Obama Calls For Meeting Ahead Of Budget Cuts
President Barack Obama has set up a meeting with congressional leaders to discuss the $85bn in mandatory spending cuts that are scheduled to kick in later this week.
The meeting was called after a divided Congress officially missed the deadline for averting the cuts to defence and other programmes, which had been designed to be so ugly that Washington would be forced to avoid them.
It will be the first face-to-face meeting between Mr Obama and Republican leaders this year.
Prior to the White House announcement, there appeared to be no talks underway to find a better way to tackle the country's $11.7trn debt.
Some opposition Republicans seemed ready to let the cuts take effect and let attention turn to an even more worrying fiscal deadline at the end of March - a possible government shutdown.
It is hardly the scenario Mr Obama promised as he ran for re-election last year and tried to convince voters that Washington would be a different place in his second term.
Senate Republican Leader Mitch McConnell said the White House meeting is a chance to address ways to reduce government spending. He said Americans will not accept more taxes as part of a deal to avert the cuts.
Experts believe the standoff is already slowing the fragile economy's recovery from the recent recession.
Americans appear exhausted by the march of fiscal crises. Three out of four say they are not following the spending cuts issue very closely, according to a Pew Research Centre poll released this week.
Efforts to close the budget gap have been hurt by Republicans' refusal to accept new tax increases and Democrats' insistence that any spending cuts be matched by tax increases.
The spending cuts would carve $85bn from the US budget through the end of the fiscal year at the end of September, and $1.2trn over the next decade.
Economists agree that policymakers should delay the deep cuts until the economy has strengthened, but they say lawmakers should come up with a realistic long-term plan to fix the debt as soon as possible.
The country's deficits have exceeded $1trn the past four years.
Mr Obama warned that the government-wide cuts could hurt military readiness and called the move a "self-inflicted wound that doesn't have to happen".

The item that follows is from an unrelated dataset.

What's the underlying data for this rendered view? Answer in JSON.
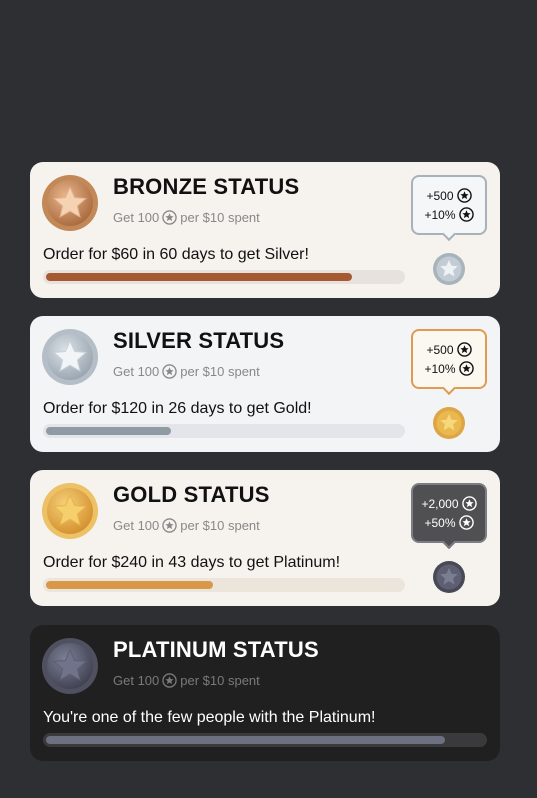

But some opposition Republicans see the battle as their best opportunity to stand their ground and exact deep spending cuts from the president - even if it means taking money from the Defence Department, a step Republican lawmakers have traditionally opposed.